__Task objective__. Only the number is wanted: how many lines of the listing below contain "page"?

>>

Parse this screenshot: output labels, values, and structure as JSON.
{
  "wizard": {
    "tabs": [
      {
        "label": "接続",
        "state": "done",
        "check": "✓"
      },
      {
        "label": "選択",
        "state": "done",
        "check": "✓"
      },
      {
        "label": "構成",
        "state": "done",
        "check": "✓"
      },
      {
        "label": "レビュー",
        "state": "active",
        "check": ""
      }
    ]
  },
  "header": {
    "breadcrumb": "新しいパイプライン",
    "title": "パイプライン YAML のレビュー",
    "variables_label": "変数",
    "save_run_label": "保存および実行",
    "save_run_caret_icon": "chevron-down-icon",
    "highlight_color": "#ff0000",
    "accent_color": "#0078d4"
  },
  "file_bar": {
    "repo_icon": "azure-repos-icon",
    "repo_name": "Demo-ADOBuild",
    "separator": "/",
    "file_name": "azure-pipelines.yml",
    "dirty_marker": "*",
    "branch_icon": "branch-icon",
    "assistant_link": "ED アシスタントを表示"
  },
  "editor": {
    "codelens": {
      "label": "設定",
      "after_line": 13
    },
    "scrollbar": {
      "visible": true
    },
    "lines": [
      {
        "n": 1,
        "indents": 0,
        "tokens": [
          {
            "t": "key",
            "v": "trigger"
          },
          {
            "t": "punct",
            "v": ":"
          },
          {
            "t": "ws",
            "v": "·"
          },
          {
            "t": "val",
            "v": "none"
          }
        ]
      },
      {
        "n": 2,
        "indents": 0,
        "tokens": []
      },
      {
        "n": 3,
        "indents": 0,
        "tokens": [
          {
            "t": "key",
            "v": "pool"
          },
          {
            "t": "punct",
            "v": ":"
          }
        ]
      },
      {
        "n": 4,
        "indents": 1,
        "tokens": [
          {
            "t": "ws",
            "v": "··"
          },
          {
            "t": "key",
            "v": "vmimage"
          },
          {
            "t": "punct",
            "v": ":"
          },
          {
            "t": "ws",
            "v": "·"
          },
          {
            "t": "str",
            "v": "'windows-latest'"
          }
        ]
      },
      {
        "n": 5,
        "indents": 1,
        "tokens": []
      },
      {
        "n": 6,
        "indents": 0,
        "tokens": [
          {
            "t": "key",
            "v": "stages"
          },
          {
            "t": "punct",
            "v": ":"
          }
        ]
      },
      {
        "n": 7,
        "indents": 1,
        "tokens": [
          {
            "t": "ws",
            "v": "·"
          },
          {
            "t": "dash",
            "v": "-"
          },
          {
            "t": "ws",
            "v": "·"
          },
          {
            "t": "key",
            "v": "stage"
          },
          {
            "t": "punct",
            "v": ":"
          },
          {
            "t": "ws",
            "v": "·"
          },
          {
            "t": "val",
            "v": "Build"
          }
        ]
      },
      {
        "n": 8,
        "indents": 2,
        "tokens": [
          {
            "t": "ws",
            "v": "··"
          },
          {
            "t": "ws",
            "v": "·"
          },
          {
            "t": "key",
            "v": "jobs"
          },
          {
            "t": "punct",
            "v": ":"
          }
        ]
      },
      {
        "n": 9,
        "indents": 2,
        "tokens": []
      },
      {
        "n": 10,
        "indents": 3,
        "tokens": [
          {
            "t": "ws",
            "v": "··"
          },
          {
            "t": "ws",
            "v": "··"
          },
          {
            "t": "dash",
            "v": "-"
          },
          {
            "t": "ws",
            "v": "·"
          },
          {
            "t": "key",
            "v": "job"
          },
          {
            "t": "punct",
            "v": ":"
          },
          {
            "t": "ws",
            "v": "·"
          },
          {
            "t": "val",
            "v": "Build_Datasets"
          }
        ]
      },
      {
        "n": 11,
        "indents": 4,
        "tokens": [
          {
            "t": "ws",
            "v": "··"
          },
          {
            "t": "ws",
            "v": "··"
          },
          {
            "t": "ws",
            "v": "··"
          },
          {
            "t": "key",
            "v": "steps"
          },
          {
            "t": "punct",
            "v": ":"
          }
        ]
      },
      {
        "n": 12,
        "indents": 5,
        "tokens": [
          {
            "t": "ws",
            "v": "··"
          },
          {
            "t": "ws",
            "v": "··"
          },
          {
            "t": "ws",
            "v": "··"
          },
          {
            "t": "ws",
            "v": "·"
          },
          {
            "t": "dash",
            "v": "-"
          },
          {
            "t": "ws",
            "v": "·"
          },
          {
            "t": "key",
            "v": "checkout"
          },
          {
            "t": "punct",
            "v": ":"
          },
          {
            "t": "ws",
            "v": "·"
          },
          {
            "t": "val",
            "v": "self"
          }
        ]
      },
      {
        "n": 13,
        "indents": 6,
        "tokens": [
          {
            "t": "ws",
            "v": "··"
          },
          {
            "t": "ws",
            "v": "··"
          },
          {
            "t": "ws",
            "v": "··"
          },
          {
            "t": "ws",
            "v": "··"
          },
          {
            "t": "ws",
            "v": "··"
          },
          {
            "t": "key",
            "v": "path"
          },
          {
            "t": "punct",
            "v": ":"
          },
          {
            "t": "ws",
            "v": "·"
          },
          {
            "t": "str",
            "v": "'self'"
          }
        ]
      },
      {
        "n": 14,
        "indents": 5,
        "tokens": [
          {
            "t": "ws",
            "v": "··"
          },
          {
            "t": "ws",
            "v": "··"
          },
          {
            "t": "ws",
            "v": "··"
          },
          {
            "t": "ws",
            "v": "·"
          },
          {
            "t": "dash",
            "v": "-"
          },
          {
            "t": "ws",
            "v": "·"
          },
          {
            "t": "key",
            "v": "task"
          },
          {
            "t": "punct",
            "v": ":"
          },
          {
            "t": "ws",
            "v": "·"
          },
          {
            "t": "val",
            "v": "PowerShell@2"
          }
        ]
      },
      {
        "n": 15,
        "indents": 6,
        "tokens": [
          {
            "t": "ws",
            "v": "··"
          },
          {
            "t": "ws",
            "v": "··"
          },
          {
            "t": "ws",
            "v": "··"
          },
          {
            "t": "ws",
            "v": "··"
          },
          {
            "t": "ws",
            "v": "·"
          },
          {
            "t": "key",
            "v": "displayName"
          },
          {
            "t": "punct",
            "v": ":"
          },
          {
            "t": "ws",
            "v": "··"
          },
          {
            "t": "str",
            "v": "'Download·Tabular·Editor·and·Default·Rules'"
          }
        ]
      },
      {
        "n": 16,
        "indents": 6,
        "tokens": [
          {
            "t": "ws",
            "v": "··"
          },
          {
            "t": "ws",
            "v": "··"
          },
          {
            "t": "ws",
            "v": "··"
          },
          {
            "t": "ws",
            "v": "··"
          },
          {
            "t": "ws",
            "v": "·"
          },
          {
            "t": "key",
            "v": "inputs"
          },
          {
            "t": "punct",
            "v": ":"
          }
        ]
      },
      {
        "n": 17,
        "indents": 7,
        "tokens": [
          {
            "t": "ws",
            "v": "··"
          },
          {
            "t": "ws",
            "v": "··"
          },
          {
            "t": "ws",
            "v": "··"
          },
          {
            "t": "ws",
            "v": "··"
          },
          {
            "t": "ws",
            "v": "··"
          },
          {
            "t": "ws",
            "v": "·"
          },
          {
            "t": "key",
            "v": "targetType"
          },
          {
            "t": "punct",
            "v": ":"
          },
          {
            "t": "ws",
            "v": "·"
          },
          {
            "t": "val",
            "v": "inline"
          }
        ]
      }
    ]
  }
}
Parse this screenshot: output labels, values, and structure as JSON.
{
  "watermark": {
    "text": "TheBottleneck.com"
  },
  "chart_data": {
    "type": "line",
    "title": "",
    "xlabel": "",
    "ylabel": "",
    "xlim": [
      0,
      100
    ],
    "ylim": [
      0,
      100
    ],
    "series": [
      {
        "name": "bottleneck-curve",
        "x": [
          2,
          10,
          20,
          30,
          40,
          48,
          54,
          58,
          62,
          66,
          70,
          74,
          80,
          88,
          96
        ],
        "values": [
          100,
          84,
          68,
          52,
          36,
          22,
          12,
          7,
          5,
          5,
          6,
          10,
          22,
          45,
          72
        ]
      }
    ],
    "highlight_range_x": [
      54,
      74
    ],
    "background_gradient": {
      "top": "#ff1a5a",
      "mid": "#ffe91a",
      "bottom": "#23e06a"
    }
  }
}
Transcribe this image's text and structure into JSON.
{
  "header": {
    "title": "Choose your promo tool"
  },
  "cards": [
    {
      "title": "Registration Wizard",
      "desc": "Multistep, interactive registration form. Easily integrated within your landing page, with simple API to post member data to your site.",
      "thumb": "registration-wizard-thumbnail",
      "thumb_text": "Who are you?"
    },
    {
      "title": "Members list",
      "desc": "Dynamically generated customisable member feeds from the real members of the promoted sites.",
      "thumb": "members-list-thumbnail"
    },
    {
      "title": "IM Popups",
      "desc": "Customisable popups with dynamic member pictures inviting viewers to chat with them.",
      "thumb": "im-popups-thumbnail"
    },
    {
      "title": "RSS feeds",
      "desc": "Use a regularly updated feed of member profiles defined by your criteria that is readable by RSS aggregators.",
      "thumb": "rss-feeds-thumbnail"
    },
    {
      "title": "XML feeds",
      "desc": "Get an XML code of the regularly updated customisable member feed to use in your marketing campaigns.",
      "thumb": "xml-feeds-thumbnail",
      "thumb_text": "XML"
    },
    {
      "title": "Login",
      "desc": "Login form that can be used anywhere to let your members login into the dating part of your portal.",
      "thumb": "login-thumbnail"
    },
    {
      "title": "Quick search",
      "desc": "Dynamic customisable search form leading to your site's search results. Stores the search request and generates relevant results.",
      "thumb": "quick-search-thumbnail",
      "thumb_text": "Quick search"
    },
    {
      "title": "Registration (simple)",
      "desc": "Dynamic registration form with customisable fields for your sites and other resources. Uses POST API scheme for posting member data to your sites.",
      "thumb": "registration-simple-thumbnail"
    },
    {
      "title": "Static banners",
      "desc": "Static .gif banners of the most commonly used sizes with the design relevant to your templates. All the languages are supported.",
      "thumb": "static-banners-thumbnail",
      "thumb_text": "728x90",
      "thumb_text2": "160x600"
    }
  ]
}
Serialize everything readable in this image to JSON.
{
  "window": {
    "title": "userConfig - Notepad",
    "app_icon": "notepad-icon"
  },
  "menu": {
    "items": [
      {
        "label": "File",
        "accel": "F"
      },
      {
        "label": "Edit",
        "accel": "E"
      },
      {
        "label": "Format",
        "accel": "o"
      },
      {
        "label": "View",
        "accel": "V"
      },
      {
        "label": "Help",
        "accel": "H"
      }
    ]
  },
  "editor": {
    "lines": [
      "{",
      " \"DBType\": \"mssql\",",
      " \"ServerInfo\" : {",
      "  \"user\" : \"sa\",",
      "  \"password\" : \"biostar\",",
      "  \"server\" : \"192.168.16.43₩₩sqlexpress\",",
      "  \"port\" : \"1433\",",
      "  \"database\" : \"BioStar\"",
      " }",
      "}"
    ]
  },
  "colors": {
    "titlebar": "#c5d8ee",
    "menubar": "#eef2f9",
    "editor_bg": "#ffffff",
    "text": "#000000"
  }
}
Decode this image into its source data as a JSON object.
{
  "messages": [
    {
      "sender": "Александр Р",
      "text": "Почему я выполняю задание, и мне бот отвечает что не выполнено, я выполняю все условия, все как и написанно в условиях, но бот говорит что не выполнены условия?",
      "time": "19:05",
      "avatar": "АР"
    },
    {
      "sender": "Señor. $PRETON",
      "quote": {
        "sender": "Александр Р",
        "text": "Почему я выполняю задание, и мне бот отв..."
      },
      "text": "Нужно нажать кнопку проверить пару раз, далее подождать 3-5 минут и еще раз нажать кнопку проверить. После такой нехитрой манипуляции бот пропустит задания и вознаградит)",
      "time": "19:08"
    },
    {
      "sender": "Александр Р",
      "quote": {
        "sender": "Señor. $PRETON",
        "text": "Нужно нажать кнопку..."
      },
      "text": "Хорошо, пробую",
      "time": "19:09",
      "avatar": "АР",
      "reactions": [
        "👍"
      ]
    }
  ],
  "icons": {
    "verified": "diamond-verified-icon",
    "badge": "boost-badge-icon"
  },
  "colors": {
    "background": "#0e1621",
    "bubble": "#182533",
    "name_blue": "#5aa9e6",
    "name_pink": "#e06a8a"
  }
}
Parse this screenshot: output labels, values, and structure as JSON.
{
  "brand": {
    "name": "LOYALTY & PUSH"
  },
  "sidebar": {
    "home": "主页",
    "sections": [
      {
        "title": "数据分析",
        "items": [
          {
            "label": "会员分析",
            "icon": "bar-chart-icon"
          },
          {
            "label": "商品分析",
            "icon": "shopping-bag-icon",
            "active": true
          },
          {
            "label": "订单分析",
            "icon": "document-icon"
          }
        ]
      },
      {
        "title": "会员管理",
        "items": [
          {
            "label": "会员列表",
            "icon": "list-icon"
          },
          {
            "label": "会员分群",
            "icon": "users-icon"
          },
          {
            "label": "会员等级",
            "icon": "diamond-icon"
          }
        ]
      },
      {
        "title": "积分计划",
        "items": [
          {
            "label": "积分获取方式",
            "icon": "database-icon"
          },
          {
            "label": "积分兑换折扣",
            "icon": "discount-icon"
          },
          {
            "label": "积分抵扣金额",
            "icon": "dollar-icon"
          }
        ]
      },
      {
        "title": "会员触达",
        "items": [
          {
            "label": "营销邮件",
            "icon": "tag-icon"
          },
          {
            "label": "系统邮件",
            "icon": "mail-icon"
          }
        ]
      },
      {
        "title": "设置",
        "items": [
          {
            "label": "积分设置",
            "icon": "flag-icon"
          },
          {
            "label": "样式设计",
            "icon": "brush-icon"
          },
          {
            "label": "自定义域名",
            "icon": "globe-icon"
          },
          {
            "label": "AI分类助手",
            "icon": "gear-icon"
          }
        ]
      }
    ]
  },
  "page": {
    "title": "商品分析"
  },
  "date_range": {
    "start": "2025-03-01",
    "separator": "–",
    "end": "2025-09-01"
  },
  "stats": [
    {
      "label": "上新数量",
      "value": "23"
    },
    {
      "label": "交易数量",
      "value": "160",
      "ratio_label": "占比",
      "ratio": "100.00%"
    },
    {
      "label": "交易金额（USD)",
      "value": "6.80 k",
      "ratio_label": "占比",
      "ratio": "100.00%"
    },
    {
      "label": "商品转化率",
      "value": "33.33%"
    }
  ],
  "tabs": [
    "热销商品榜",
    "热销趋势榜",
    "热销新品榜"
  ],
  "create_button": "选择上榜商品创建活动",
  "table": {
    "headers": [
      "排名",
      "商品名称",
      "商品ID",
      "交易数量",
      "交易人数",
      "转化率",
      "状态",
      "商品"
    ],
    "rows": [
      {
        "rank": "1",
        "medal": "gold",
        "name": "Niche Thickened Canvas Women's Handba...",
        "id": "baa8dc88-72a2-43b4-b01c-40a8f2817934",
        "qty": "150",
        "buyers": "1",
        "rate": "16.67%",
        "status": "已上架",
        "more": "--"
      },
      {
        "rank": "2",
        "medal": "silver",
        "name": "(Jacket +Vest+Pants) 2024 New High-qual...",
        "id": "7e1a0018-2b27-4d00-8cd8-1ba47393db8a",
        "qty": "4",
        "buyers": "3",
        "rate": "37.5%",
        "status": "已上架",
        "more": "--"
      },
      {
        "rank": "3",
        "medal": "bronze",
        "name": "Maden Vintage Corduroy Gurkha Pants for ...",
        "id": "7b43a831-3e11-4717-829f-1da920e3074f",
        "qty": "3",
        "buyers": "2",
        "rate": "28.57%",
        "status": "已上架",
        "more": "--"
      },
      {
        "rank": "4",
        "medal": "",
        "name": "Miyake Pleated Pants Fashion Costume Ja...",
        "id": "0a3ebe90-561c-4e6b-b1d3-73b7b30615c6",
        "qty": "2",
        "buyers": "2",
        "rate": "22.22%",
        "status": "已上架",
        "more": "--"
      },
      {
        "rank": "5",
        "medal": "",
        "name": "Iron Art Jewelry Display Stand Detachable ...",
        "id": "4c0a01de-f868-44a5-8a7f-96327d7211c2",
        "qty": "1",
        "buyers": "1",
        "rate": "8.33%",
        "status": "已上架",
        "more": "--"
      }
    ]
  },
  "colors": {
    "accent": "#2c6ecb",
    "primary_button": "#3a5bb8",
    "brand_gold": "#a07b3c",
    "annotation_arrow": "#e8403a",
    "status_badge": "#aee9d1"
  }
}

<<

__Result of the exercise__. 2